Admission to the major and minor in the Department of Sociology is limited. See “Limited Admissions and Limited Retention Requirements” in the Admission section.
The Department of Sociology offers the B.A. and B.S. degree with a major in sociology. Sociology is the study of the origins, organizations, institutions and structure of human society and the causal effects of human behavior in collective social action. Baccalaureate graduates in sociology find employment in a wide range of careers in such fields as community development, criminal justice, health services, policy development, public relations, and social services. The department also offers a minor in sociology, which should be of interest to students majoring in another social science program such as psychology or anthropology, in a program in family, consumer, and nutrition studies, or in history or philosophy.
A departmental honors program is available for outstanding students. Either the B.A. or B.S. degree can be used to gain licensure to teach social sciences at the junior and senior high school levels.

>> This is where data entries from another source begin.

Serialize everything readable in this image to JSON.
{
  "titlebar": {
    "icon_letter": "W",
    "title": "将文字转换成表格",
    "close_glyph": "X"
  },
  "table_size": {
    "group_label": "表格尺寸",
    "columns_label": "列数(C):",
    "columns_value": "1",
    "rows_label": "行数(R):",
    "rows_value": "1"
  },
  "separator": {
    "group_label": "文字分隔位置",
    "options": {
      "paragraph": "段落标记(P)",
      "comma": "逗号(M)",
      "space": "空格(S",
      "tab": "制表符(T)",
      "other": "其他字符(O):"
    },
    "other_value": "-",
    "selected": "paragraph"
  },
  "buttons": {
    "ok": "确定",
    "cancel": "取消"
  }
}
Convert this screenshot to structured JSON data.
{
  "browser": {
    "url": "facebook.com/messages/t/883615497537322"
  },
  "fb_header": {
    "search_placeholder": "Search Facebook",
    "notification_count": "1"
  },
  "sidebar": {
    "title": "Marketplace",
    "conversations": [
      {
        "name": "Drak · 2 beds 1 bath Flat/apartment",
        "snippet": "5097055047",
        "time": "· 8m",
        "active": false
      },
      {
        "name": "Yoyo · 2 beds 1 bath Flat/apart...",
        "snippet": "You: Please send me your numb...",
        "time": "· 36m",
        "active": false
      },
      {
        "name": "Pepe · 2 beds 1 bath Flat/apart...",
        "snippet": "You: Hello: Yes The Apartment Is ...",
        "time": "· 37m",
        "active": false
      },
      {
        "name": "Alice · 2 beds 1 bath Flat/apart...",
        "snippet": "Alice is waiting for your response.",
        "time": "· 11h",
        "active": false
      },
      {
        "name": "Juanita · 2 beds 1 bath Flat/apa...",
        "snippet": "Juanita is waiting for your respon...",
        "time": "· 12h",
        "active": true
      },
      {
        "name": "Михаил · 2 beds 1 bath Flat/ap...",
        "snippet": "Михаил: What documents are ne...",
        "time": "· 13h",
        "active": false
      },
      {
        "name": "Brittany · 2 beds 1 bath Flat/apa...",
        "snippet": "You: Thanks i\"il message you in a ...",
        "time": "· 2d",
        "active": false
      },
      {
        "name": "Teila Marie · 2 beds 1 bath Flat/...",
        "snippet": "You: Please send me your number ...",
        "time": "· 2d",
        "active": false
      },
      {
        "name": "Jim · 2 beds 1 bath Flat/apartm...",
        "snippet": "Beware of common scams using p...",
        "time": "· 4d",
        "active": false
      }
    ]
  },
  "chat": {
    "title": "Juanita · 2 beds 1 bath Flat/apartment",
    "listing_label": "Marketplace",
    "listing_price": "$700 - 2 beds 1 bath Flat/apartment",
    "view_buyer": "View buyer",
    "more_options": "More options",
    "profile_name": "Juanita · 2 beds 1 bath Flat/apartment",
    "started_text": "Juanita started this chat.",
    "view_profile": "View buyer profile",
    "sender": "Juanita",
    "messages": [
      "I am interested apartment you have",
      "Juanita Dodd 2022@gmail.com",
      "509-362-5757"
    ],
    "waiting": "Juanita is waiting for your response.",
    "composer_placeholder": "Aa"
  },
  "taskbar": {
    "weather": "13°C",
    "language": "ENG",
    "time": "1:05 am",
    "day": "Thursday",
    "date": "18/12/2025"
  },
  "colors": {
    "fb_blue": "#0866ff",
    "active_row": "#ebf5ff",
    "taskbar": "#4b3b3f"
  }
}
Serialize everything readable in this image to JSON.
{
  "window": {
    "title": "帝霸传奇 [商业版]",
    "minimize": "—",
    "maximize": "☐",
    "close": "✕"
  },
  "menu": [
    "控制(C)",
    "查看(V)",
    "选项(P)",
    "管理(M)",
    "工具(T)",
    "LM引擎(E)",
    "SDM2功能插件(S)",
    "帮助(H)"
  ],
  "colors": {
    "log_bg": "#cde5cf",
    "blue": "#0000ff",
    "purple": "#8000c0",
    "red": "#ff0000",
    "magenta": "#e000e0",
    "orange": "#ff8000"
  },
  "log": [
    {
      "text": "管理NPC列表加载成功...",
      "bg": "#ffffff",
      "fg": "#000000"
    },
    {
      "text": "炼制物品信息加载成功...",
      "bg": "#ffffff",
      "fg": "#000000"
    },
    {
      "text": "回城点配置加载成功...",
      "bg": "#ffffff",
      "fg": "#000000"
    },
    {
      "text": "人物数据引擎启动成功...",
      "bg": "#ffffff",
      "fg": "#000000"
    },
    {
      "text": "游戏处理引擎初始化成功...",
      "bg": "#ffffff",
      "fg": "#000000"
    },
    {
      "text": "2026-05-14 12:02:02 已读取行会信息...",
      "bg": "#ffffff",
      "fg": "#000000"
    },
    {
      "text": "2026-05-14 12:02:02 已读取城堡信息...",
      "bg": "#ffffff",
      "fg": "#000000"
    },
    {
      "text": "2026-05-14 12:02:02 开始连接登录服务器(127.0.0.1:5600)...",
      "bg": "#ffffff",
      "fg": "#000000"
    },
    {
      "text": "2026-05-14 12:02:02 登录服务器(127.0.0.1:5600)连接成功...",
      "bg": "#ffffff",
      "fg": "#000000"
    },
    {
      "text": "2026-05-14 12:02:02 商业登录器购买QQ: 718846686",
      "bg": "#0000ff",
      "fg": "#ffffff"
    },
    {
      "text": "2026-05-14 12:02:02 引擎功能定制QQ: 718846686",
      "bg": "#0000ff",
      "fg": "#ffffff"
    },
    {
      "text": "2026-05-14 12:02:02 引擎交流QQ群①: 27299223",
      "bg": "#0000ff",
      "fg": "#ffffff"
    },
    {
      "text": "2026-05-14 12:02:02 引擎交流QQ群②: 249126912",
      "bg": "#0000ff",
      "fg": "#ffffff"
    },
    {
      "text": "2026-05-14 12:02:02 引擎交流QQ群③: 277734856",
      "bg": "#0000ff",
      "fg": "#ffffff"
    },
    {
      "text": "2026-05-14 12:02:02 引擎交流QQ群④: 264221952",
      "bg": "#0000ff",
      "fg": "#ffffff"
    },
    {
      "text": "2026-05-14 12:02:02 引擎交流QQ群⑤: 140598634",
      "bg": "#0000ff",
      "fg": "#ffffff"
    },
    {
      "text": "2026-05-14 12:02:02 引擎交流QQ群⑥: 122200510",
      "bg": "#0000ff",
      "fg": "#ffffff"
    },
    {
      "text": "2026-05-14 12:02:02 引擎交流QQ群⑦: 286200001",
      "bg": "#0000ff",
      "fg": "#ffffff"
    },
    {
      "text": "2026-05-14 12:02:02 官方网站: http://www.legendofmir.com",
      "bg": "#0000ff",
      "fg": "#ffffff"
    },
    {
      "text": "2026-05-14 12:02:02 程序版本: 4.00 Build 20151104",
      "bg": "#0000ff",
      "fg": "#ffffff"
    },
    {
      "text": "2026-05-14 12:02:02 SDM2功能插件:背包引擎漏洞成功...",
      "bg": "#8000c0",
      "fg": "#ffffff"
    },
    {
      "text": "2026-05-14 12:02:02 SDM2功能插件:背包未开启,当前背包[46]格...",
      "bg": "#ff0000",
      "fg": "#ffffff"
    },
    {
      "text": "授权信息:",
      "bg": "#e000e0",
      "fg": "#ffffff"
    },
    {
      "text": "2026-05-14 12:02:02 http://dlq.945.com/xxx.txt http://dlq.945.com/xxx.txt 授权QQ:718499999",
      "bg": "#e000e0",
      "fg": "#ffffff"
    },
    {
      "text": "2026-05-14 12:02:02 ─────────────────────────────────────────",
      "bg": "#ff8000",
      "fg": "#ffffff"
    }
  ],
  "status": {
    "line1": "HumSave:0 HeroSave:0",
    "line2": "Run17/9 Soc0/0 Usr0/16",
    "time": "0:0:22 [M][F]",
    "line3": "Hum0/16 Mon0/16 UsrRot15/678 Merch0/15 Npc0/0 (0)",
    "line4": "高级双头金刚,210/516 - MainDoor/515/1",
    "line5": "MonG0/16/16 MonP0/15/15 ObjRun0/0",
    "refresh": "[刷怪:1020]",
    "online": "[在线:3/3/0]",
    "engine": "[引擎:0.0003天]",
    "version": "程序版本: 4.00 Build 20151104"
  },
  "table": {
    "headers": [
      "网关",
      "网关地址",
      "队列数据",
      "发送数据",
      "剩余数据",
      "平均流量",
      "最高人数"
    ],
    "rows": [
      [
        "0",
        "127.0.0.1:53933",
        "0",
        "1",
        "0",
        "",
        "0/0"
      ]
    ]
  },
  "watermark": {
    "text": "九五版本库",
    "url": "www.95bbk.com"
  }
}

Several of the department’s courses can be used by non-majors toward fulfilling the social sciences area requirement in the university’s general education program. Several of its courses are also recommended or required for majors in other programs, especially those in the College of Business and in the College of Health and Human Sciences. The department also participates in international study programs, in the University Honors Program, and in the interdisciplinary minors in black studies, environmental studies, gerontology, international studies, Latino/Latin American studies, public administration, Southeast Asian studies, urban studies, and women’s studies.
Kirk Miller, Ph.D., North Carolina State University, associate professor, chair
Abu B. Bah, Ph.D., New School for Social Research, associate professor
Keri B. Burchfield, Ph.D., Pennsylvania State University, associate professor
Charles L. Cappell, Ph.D., University of Chicago, associate professor
Cassandra S. Crawford, Ph.D., University of California, San Francisco, assistant professor
Michael Ezell, Ph.D., Duke University, associate professor
Kerry O. Ferris, Ph.D., University of California at Los Angeles, associate professor
Jeffrey Kidder, Ph.D., University of California, San Diego, assistant professor
Fred E. Markowitz, Ph.D., State University of New York at Albany, associate professor
Robin D. Moremen, Ph.D., Yale University, associate professor
Kristen A. Myers, Ph.D., North Carolina State University, Presidential Teaching Professor
Kristopher K. Robison, Ph.D., The Ohio State University, assistant professor
Diane M. Rodgers, Ph.D., University of Missouri-Columbia, associate professor
Shane Sharp, Ph.D., University of Wisconsin, assistant professor
Carol Walther, Ph.D., Texas A&M University, assistant professor
Simón E. Weffer, Ph.D., Stanford University, assistant professor